=== Assignment ===
Your answer should be the lines of the material that include the word "true".

=== Data ===
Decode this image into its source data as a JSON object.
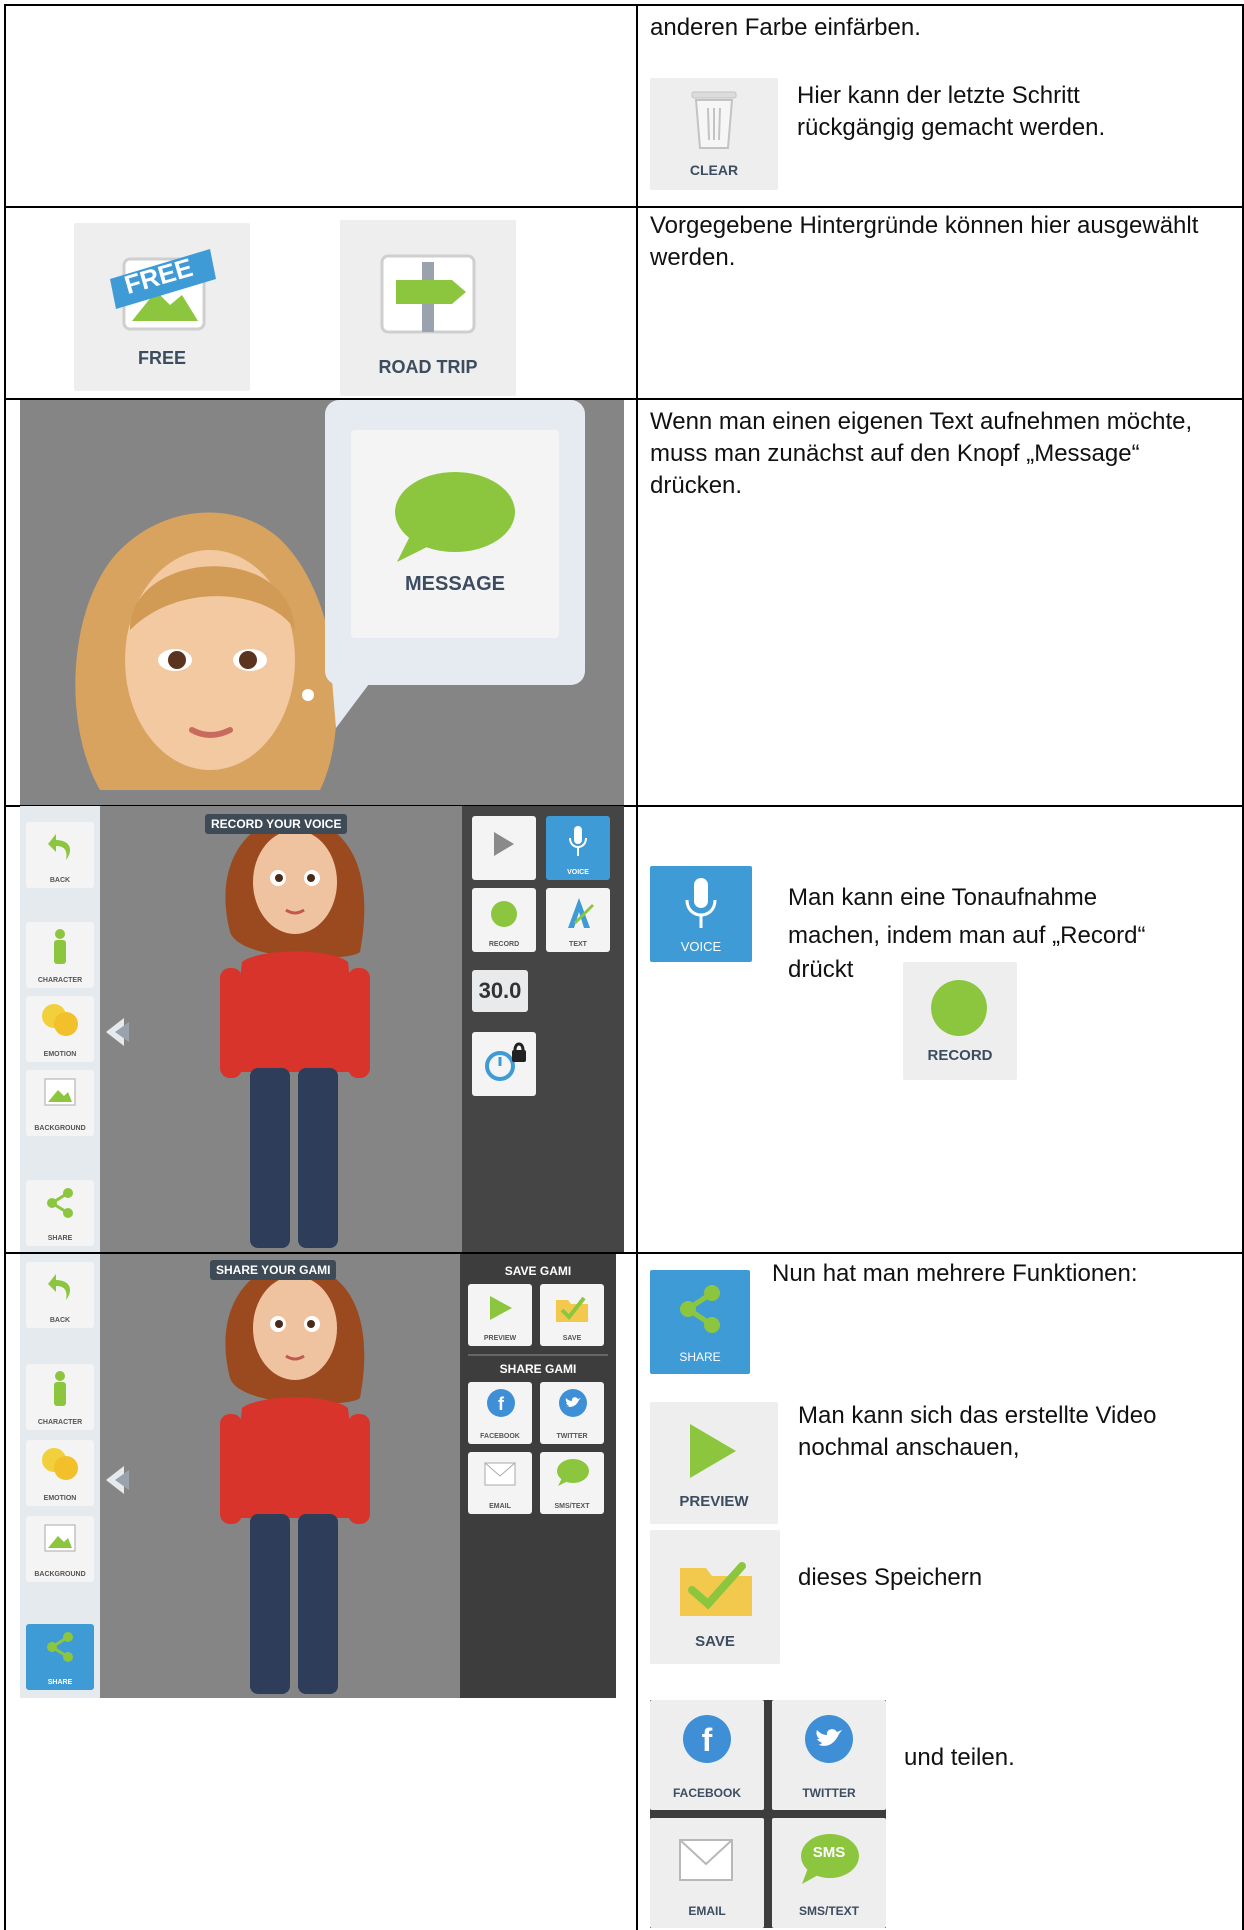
{
  "rows": {
    "clear": {
      "intro_text": "anderen Farbe einfärben.",
      "description": "Hier kann der letzte Schritt rückgängig gemacht werden.",
      "icon": "trash-icon",
      "button_label": "CLEAR"
    },
    "backgrounds": {
      "description": "Vorgegebene Hintergründe können hier ausgewählt werden.",
      "free_label": "FREE",
      "free_banner": "FREE",
      "road_trip_label": "ROAD TRIP"
    },
    "message": {
      "description": "Wenn man einen eigenen Text aufnehmen möchte, muss man zunächst auf den Knopf „Message“ drücken.",
      "button_label": "MESSAGE"
    },
    "record": {
      "banner": "RECORD YOUR VOICE",
      "sidebar": [
        "BACK",
        "CHARACTER",
        "EMOTION",
        "BACKGROUND",
        "SHARE"
      ],
      "panel": [
        "",
        "VOICE",
        "RECORD",
        "TEXT"
      ],
      "timer": "30.0",
      "description_line1": "Man kann eine Tonaufnahme",
      "description_line2": "machen, indem man auf „Record“",
      "description_line3": "drückt",
      "voice_label": "VOICE",
      "record_label": "RECORD"
    },
    "share": {
      "banner": "SHARE YOUR GAMI",
      "sidebar": [
        "BACK",
        "CHARACTER",
        "EMOTION",
        "BACKGROUND",
        "SHARE"
      ],
      "save_heading": "SAVE GAMI",
      "share_heading": "SHARE GAMI",
      "panel": [
        "PREVIEW",
        "SAVE",
        "FACEBOOK",
        "TWITTER",
        "EMAIL",
        "SMS/TEXT"
      ],
      "intro": "Nun hat man mehrere Funktionen:",
      "share_label": "SHARE",
      "preview_text": "Man kann sich das erstellte Video nochmal anschauen,",
      "preview_label": "PREVIEW",
      "save_text": "dieses Speichern",
      "save_label": "SAVE",
      "share_text": "und teilen.",
      "facebook_label": "FACEBOOK",
      "twitter_label": "TWITTER",
      "email_label": "EMAIL",
      "sms_label": "SMS/TEXT",
      "sms_badge": "SMS"
    }
  },
  "colors": {
    "green": "#8cc63f",
    "blue": "#3f9bd6",
    "dark_panel": "#454545",
    "gray_bg": "#878787"
  }
}
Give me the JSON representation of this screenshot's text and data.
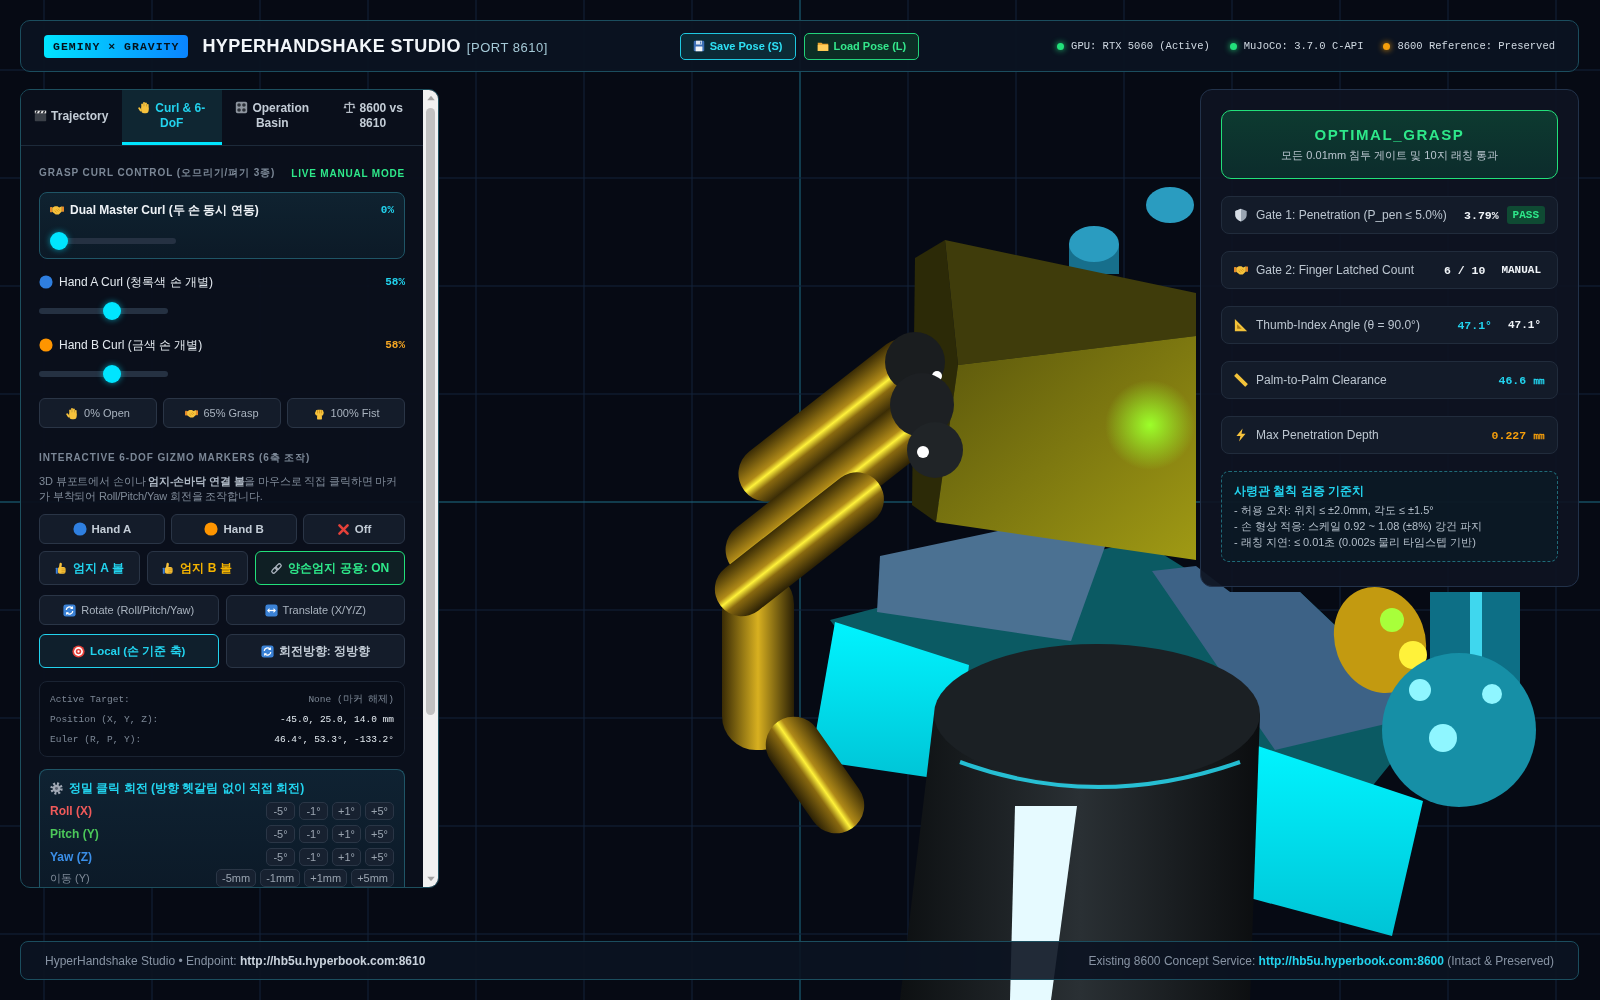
{
  "header": {
    "brand": "GEMINY × GRAVITY",
    "title": "HYPERHANDSHAKE STUDIO",
    "port": "[PORT 8610]",
    "buttons": [
      {
        "label": "Save Pose (S)",
        "kind": "save"
      },
      {
        "label": "Load Pose (L)",
        "kind": "load"
      }
    ],
    "status": [
      {
        "label": "GPU: RTX 5060 (Active)",
        "color": "#22e07a"
      },
      {
        "label": "MuJoCo: 3.7.0 C-API",
        "color": "#22e07a"
      },
      {
        "label": "8600 Reference: Preserved",
        "color": "#f59e0b"
      }
    ]
  },
  "left_panel": {
    "tabs": [
      {
        "label": "Trajectory",
        "selected": false
      },
      {
        "label": "Curl & 6-DoF",
        "selected": true
      },
      {
        "label": "Operation Basin",
        "selected": false
      },
      {
        "label": "8600 vs 8610",
        "selected": false
      }
    ],
    "curl": {
      "title": "GRASP CURL CONTROL (오므리기/펴기 3종)",
      "mode": "LIVE MANUAL MODE",
      "master": {
        "label": "Dual Master Curl (두 손 동시 연동)",
        "reading": "0%",
        "level": 0
      },
      "hands": [
        {
          "label": "Hand A Curl (청록색 손 개별)",
          "reading": "58%",
          "level": 0.58,
          "color": "#22d3ee"
        },
        {
          "label": "Hand B Curl (금색 손 개별)",
          "reading": "58%",
          "level": 0.58,
          "color": "#f5a623"
        }
      ],
      "presets": [
        "0% Open",
        "65% Grasp",
        "100% Fist"
      ]
    },
    "gizmo": {
      "title": "INTERACTIVE 6-DOF GIZMO MARKERS (6축 조작)",
      "description": "3D 뷰포트에서 손이나 **엄지-손바닥 연결 볼**을 마우스로 직접 클릭하면 마커가 부착되어 Roll/Pitch/Yaw 회전을 조작합니다.",
      "targets": [
        {
          "label": "Hand A",
          "selected": false
        },
        {
          "label": "Hand B",
          "selected": false
        },
        {
          "label": "Off",
          "selected": false
        }
      ],
      "thumb_balls": [
        {
          "label": "엄지 A 볼",
          "color": "#22d3ee"
        },
        {
          "label": "엄지 B 볼",
          "color": "#f5b400"
        }
      ],
      "shared_thumb": {
        "label": "양손엄지 공용: ON",
        "on": true
      },
      "modes": [
        {
          "label": "Rotate (Roll/Pitch/Yaw)",
          "selected": false
        },
        {
          "label": "Translate (X/Y/Z)",
          "selected": false
        }
      ],
      "options": [
        {
          "label": "Local (손 기준 축)",
          "on": true
        },
        {
          "label": "회전방향: 정방향",
          "on": false
        }
      ],
      "readout": [
        {
          "label": "Active Target:",
          "value": "None (마커 해제)",
          "muted": true
        },
        {
          "label": "Position (X, Y, Z):",
          "value": "-45.0, 25.0, 14.0 mm",
          "muted": false
        },
        {
          "label": "Euler (R, P, Y):",
          "value": "46.4°, 53.3°, -133.2°",
          "muted": false
        }
      ],
      "precision": {
        "title": "정밀 클릭 회전 (방향 헷갈림 없이 직접 회전)",
        "axes": [
          {
            "label": "Roll (X)",
            "color": "#f05a5a",
            "steps": [
              "-5°",
              "-1°",
              "+1°",
              "+5°"
            ]
          },
          {
            "label": "Pitch (Y)",
            "color": "#4cc85a",
            "steps": [
              "-5°",
              "-1°",
              "+1°",
              "+5°"
            ]
          },
          {
            "label": "Yaw (Z)",
            "color": "#3b8fe8",
            "steps": [
              "-5°",
              "-1°",
              "+1°",
              "+5°"
            ]
          }
        ],
        "translate": {
          "label": "이동 (Y)",
          "steps": [
            "-5mm",
            "-1mm",
            "+1mm",
            "+5mm"
          ]
        }
      }
    }
  },
  "right_panel": {
    "status": {
      "title": "OPTIMAL_GRASP",
      "subtitle": "모든 0.01mm 침투 게이트 및 10지 래칭 통과"
    },
    "metrics": [
      {
        "label": "Gate 1: Penetration (P_pen ≤ 5.0%)",
        "value": "3.79%",
        "color": "#f1f5f9",
        "badge": {
          "text": "PASS",
          "kind": "pass"
        }
      },
      {
        "label": "Gate 2: Finger Latched Count",
        "value": "6 / 10",
        "color": "#f1f5f9",
        "badge": {
          "text": "MANUAL",
          "kind": "plain"
        }
      },
      {
        "label": "Thumb-Index Angle (θ = 90.0°)",
        "value": "47.1°",
        "color": "#22d3ee",
        "badge": {
          "text": "47.1°",
          "kind": "plain"
        }
      },
      {
        "label": "Palm-to-Palm Clearance",
        "value": "46.6 ㎜",
        "color": "#22d3ee"
      },
      {
        "label": "Max Penetration Depth",
        "value": "0.227 ㎜",
        "color": "#f59e0b"
      }
    ],
    "criteria": {
      "title": "사령관 철칙 검증 기준치",
      "lines": [
        "- 허용 오차: 위치 ≤ ±2.0mm, 각도 ≤ ±1.5°",
        "- 손 형상 적응: 스케일 0.92 ~ 1.08 (±8%) 강건 파지",
        "- 래칭 지연: ≤ 0.01초 (0.002s 물리 타임스텝 기반)"
      ]
    }
  },
  "footer": {
    "endpoint": "HyperHandshake Studio • Endpoint: **http://hb5u.hyperbook.com:8610**",
    "service": {
      "text": "Existing 8600 Concept Service:",
      "link": "http://hb5u.hyperbook.com:8600",
      "note": "(Intact & Preserved)"
    }
  }
}
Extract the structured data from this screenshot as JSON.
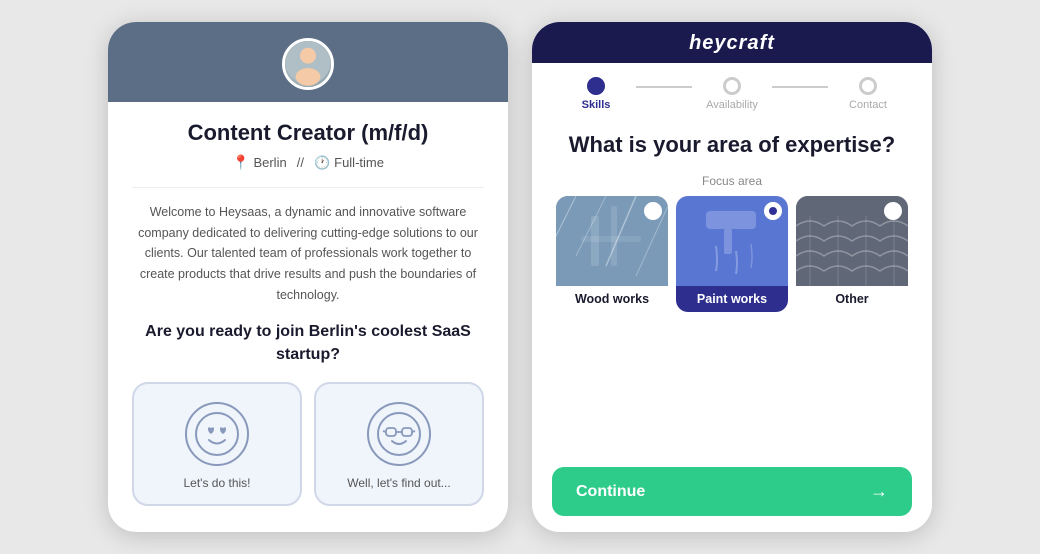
{
  "left_phone": {
    "job_title": "Content Creator (m/f/d)",
    "location": "Berlin",
    "work_type": "Full-time",
    "description": "Welcome to Heysaas, a dynamic and innovative software company dedicated to delivering cutting-edge solutions to our clients. Our talented team of professionals work together to create products that drive results and push the boundaries of technology.",
    "cta": "Are you ready to join Berlin's coolest SaaS startup?",
    "option1_label": "Let's do this!",
    "option2_label": "Well, let's find out..."
  },
  "right_phone": {
    "brand": "heycraft",
    "steps": [
      {
        "label": "Skills",
        "active": true
      },
      {
        "label": "Availability",
        "active": false
      },
      {
        "label": "Contact",
        "active": false
      }
    ],
    "question": "What is your area of expertise?",
    "focus_label": "Focus area",
    "skills": [
      {
        "id": "wood",
        "label": "Wood works",
        "selected": false
      },
      {
        "id": "paint",
        "label": "Paint works",
        "selected": true
      },
      {
        "id": "other",
        "label": "Other",
        "selected": false
      }
    ],
    "continue_label": "Continue",
    "arrow": "→"
  }
}
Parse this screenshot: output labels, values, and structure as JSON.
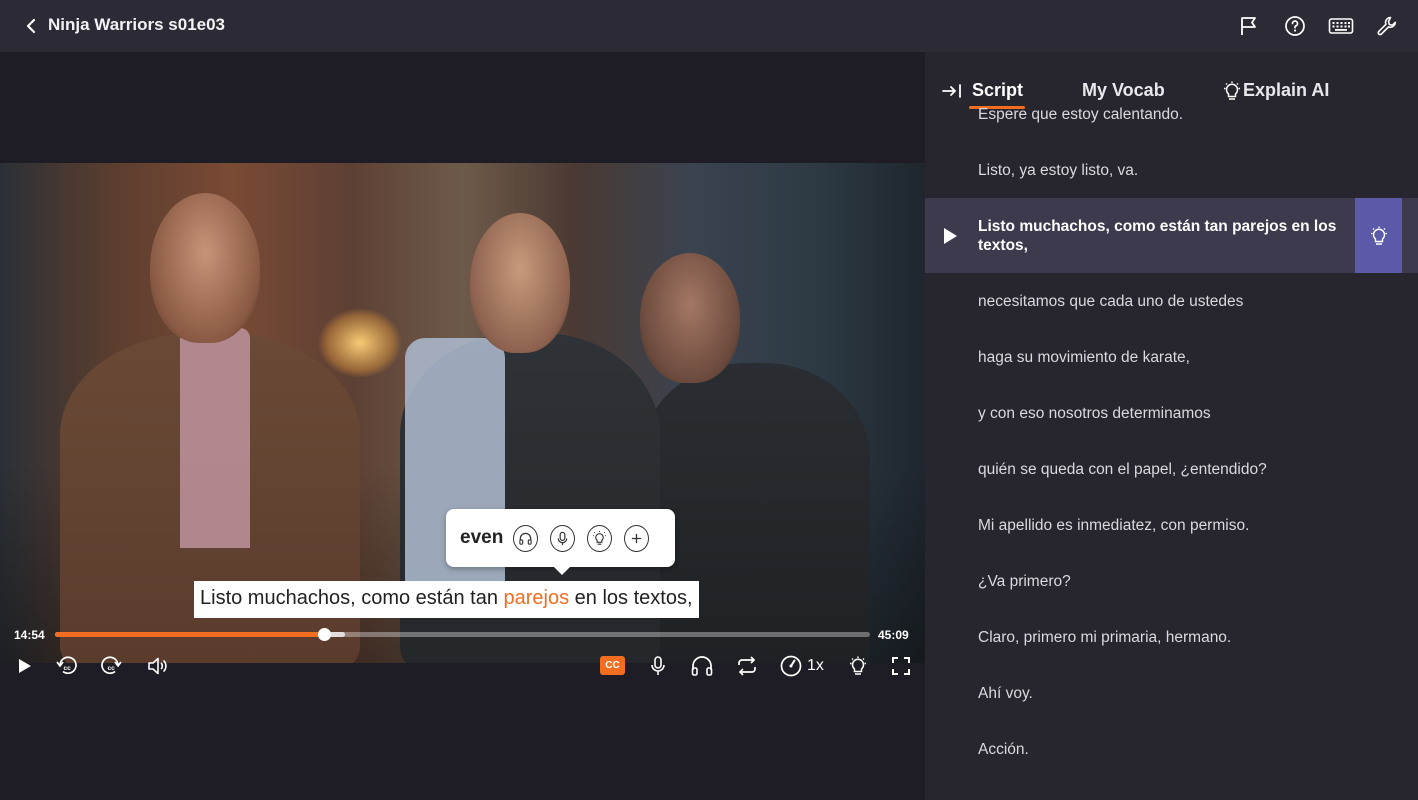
{
  "header": {
    "title": "Ninja Warriors s01e03",
    "icons": [
      "flag-icon",
      "help-icon",
      "keyboard-icon",
      "wrench-icon"
    ]
  },
  "player": {
    "popup": {
      "word": "even",
      "buttons": [
        "headphones-icon",
        "microphone-icon",
        "bulb-icon",
        "plus-icon"
      ]
    },
    "subtitle": {
      "before": "Listo muchachos, como están tan ",
      "highlight": "parejos",
      "after": " en los textos,"
    },
    "current_time": "14:54",
    "duration": "45:09",
    "progress": 0.33,
    "buffered": 0.356,
    "cc_label": "CC",
    "speed": "1x"
  },
  "sidebar": {
    "tabs": [
      {
        "label": "Script",
        "active": true
      },
      {
        "label": "My Vocab",
        "active": false
      },
      {
        "label": "Explain AI",
        "active": false
      }
    ],
    "lines": [
      "Espere que estoy calentando.",
      "Listo, ya estoy listo, va.",
      "Listo muchachos, como están tan parejos en los textos,",
      "necesitamos que cada uno de ustedes",
      "haga su movimiento de karate,",
      "y con eso nosotros determinamos",
      "quién se queda con el papel, ¿entendido?",
      "Mi apellido es inmediatez, con permiso.",
      "¿Va primero?",
      "Claro, primero mi primaria, hermano.",
      "Ahí voy.",
      "Acción."
    ],
    "active_index": 2
  },
  "colors": {
    "accent": "#f26d1f",
    "active_row": "#3d3a4d",
    "bulb_box": "#5b5aa8"
  }
}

=== Problem solution ===
        "selected": true
        "on": true
          "on": true
          "muted": true
        "active": true
        "selected": true
        "active": true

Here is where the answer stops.